* _Task objective_: Below are some records. Write out the lines from the one containing "Transcribe this image's" to the last line, word for word, leaving out pictures.

* _Task inputs_:

BEGIN

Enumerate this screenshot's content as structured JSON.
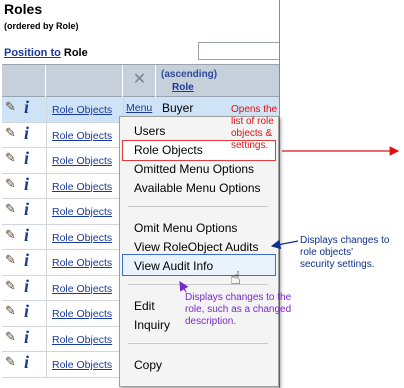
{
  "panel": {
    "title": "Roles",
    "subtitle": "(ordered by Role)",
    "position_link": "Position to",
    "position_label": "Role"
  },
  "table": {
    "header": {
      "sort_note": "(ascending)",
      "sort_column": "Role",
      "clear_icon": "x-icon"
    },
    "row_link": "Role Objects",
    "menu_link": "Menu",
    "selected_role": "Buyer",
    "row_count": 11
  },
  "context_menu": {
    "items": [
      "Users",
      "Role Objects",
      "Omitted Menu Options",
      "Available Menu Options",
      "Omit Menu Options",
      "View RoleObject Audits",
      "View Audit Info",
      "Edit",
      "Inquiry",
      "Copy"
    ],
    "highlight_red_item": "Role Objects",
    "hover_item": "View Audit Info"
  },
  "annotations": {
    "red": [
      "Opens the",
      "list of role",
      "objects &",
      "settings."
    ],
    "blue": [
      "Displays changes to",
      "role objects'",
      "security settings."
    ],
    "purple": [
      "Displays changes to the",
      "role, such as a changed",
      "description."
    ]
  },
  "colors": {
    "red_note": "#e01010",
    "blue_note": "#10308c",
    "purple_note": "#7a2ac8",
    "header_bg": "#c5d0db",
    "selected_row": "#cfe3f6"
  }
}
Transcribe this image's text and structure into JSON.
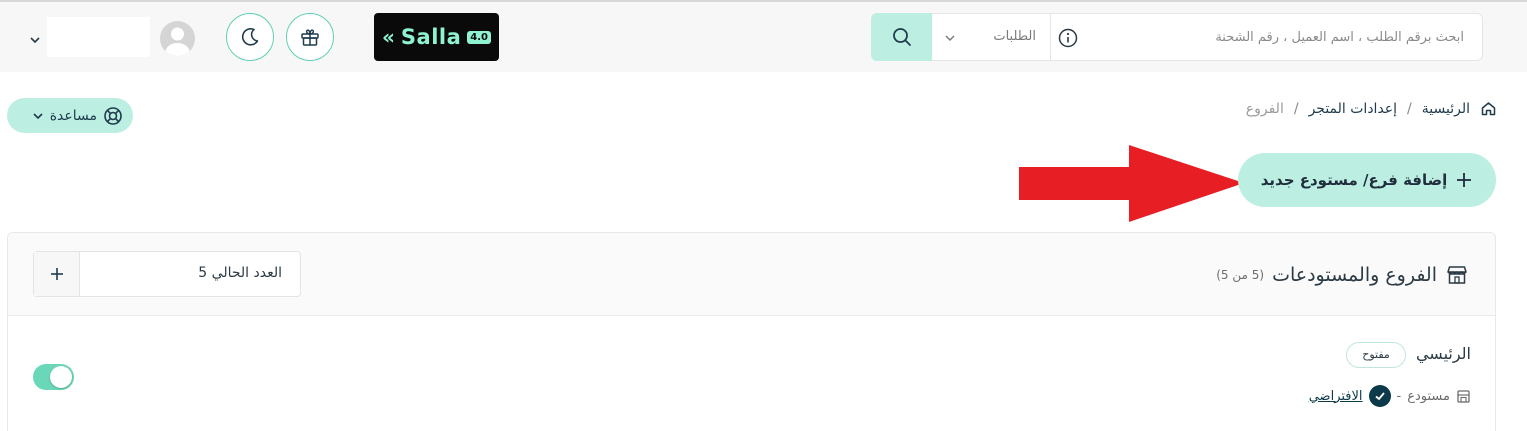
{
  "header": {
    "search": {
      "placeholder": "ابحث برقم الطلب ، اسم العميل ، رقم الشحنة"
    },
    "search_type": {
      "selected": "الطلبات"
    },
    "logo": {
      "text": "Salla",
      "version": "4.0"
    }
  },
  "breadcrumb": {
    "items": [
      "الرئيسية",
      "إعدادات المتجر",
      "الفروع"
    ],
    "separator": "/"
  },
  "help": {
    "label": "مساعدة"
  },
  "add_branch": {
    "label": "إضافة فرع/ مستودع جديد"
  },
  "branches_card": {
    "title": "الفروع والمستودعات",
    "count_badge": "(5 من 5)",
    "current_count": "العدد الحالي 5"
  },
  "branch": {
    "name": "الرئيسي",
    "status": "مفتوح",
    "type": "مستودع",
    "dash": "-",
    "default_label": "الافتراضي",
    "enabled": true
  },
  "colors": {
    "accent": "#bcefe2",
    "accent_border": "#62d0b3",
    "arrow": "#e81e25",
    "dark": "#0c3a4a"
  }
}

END

* _Response_:
Transcribe this image's text and structure into JSON.
{
  "header": {
    "search": {
      "placeholder": "ابحث برقم الطلب ، اسم العميل ، رقم الشحنة"
    },
    "search_type": {
      "selected": "الطلبات"
    },
    "logo": {
      "text": "Salla",
      "version": "4.0"
    }
  },
  "breadcrumb": {
    "items": [
      "الرئيسية",
      "إعدادات المتجر",
      "الفروع"
    ],
    "separator": "/"
  },
  "help": {
    "label": "مساعدة"
  },
  "add_branch": {
    "label": "إضافة فرع/ مستودع جديد"
  },
  "branches_card": {
    "title": "الفروع والمستودعات",
    "count_badge": "(5 من 5)",
    "current_count": "العدد الحالي 5"
  },
  "branch": {
    "name": "الرئيسي",
    "status": "مفتوح",
    "type": "مستودع",
    "dash": "-",
    "default_label": "الافتراضي",
    "enabled": true
  },
  "colors": {
    "accent": "#bcefe2",
    "accent_border": "#62d0b3",
    "arrow": "#e81e25",
    "dark": "#0c3a4a"
  }
}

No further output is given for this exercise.